TRY IT >> What lines in the records include the string "kind"? Return each one.

Records from a dataset >>
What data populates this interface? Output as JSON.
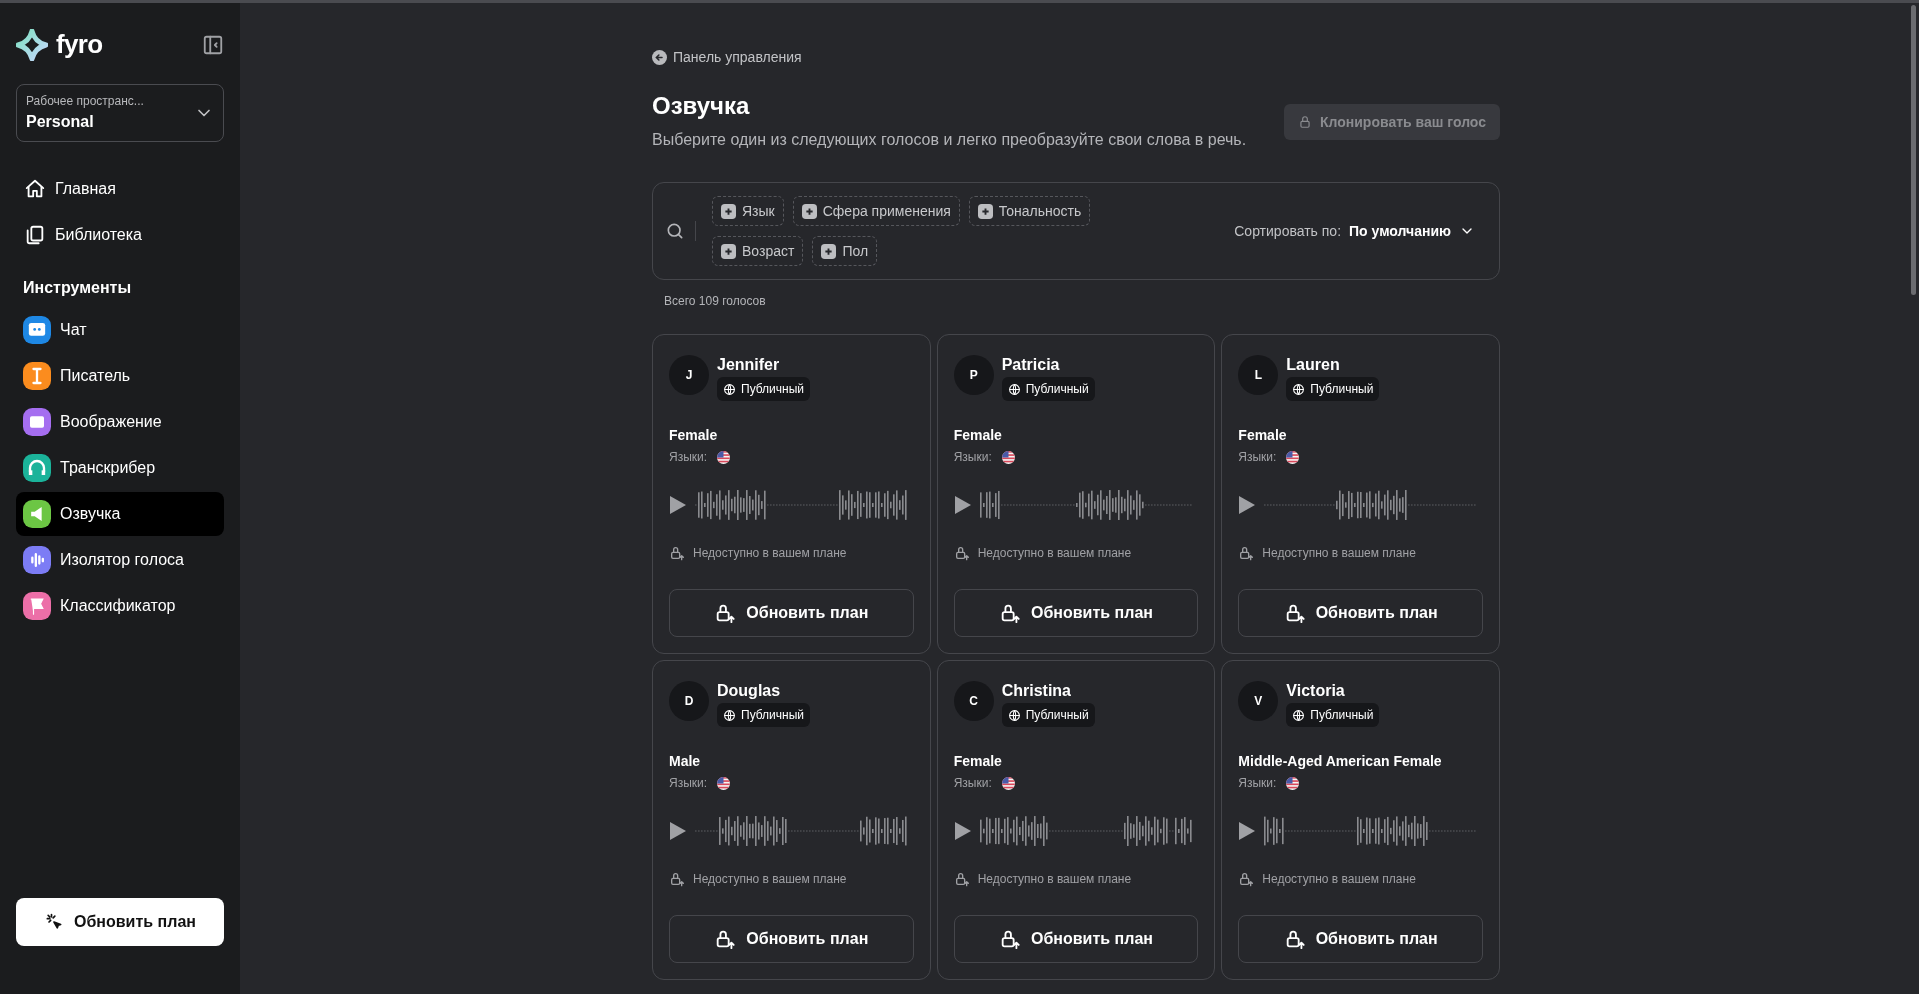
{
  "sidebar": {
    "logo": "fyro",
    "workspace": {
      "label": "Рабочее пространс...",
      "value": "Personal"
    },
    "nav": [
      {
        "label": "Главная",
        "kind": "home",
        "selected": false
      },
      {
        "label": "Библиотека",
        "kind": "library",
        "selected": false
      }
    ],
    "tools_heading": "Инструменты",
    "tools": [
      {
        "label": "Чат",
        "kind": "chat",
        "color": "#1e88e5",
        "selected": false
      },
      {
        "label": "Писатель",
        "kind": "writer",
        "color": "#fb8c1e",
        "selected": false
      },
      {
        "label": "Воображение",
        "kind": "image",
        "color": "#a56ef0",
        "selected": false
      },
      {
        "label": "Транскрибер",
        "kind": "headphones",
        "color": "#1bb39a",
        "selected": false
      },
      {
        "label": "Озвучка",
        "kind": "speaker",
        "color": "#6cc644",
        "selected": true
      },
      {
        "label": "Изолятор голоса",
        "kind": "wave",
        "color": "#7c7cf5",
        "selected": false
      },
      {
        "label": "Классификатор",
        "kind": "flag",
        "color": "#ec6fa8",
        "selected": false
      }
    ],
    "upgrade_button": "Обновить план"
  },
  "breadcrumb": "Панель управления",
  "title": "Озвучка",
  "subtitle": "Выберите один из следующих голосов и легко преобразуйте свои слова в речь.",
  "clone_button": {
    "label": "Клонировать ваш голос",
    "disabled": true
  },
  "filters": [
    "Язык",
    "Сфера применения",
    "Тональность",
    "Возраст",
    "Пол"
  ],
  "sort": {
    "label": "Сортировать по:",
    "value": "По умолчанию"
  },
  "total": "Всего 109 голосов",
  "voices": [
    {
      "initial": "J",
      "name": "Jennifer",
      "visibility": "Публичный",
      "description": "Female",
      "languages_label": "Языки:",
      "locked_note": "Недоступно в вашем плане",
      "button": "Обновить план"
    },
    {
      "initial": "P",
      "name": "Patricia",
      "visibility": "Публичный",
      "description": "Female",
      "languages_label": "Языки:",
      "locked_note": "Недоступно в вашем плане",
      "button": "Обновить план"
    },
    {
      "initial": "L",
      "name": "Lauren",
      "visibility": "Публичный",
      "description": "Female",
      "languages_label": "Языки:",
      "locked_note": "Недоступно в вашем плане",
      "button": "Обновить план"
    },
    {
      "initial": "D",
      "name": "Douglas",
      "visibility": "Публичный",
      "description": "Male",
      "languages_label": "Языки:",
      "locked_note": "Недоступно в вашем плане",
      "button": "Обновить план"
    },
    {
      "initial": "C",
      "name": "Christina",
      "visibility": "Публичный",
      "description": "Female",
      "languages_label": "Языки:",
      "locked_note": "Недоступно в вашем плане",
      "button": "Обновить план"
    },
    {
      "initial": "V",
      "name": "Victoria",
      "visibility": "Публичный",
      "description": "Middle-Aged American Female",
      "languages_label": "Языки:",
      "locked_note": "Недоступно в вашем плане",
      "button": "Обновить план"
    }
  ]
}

RESULT >>
        "kind": "home",
        "kind": "library",
        "kind": "chat",
        "kind": "writer",
        "kind": "image",
        "kind": "headphones",
        "kind": "speaker",
        "kind": "wave",
        "kind": "flag",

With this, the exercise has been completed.